As patient as Valentine was with us putting ointment in his eye, he didn’t much care to hold still for 10 seconds while we tried to take a picture of his eye. He didn’t know what we were up to as we kept moving this hand-sized block around in front of his face so I can’t blame him for being nervous about it. That’s when I remembered that my new (at the time) iPhone 6 had a slow motion video capture feature that could be useful. At 240 fps (frames per second), using slow motion mode did a pretty good job of letting us take several seconds of video, slowing them down on the phone and capturing a screenshot in the millisecond when his eye was open and his head wasn’t moving around. We could then text that screenshot to our horse vet who was able to give a preliminary diagnosis. All we needed to know was whether or not it was serious and if she should come out to our barn right away.
In this case it turned out to be serious enough to warrant a visit. The photo below, also taken from an iPhone 6, is a still shot we were able to get after the doc applied Fluorescein to his eye. (Fluorescein is a stain that gets sucked into scratches and the like to make them more visible.) It looks a little gross in the photo but in it you can easily see the ulcer (which at this point was pretty visible, stain or no).
Valentine’s treatment lasted about six weeks and it wasn’t simple. For the first week or so we had to treat his eye every four hours, which meant we set an alarm and got up a few times in the night. It was like having a newborn – except you had to get up, get dressed and walk outside in the cold. He was kept in the barn to facilitate this but also because some of the treatment required that his eyes were dilated with atropine so we had to protect him from bright light. Poor Valentine had to endure serum (made from his own blood), OptiMend and antibiotic ointment, all applied directly to his eye. He did seem to enjoy the horse treats we gave him as a reward. After the intensive treatment period, we were able to (thankfully) go down to every twelve hours. I think he ran from the barn when the six weeks was up. We walked him periodically for exercise but who wants to live in a barn for six weeks? I would have done a happy dance on the way out.
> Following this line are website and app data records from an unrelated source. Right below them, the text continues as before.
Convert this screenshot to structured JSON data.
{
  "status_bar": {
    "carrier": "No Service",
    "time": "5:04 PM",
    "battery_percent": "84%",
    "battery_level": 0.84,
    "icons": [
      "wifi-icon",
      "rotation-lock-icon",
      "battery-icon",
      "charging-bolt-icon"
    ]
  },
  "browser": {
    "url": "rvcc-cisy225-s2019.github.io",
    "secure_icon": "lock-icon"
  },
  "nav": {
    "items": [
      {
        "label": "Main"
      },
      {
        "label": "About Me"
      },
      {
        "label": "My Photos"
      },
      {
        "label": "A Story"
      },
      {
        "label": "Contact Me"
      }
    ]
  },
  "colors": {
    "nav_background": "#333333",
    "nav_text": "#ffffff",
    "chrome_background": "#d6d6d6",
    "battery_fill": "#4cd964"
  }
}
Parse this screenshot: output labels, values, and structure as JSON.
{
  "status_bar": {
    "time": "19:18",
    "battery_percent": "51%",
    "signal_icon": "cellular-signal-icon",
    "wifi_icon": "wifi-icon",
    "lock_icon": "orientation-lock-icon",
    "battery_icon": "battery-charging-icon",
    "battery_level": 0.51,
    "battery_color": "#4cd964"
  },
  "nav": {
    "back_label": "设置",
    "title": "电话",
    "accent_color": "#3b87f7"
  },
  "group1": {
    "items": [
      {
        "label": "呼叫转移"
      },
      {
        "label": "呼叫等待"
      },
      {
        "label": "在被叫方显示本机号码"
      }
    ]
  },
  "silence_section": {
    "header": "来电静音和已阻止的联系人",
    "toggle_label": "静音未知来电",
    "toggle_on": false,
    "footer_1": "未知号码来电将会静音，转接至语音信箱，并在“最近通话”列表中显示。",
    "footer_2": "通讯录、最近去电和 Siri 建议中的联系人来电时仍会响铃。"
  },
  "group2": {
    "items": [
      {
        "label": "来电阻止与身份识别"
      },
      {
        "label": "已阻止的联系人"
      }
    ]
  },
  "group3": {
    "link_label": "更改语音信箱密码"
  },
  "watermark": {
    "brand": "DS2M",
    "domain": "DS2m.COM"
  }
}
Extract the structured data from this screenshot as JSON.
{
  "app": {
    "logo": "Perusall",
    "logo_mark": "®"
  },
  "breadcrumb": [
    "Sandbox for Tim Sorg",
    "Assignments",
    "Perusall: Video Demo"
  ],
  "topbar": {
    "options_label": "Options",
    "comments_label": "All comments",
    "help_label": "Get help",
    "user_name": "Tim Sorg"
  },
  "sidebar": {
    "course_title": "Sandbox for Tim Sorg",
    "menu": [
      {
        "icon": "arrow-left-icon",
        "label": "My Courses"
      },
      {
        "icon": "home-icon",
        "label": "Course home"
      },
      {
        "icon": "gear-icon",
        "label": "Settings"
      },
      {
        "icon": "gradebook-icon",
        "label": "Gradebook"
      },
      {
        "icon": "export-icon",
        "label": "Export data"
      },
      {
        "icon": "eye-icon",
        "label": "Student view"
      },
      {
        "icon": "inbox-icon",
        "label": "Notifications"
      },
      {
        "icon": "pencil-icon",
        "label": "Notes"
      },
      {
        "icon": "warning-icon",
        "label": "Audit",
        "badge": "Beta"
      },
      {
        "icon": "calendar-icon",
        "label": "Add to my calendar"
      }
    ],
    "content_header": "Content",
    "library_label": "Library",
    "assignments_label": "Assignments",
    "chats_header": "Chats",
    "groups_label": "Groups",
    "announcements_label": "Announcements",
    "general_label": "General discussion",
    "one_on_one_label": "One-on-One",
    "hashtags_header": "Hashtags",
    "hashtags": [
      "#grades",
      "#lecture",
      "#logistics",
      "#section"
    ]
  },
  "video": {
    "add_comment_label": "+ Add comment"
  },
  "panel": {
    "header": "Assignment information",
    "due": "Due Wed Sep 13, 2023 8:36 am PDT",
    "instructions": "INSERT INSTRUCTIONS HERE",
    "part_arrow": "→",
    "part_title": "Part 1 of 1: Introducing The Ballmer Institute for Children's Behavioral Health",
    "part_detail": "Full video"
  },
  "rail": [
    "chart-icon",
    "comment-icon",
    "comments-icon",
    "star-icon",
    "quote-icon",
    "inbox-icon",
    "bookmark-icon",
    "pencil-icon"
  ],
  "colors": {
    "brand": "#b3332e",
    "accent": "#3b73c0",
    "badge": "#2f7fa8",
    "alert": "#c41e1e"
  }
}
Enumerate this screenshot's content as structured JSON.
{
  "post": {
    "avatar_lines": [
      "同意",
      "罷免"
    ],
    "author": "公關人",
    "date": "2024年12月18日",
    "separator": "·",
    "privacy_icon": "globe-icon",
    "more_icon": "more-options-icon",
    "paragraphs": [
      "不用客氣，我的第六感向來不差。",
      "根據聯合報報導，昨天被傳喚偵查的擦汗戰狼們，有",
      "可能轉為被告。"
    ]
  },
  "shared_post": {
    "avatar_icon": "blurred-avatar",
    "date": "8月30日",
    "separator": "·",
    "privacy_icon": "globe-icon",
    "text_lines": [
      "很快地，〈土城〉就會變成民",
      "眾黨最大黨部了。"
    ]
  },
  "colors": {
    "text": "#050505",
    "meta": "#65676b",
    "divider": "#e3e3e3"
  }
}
The lesson here is check your horses often, don’t let eye injuries go, and get creative with early diagnosis by using your phone as a medical communication device.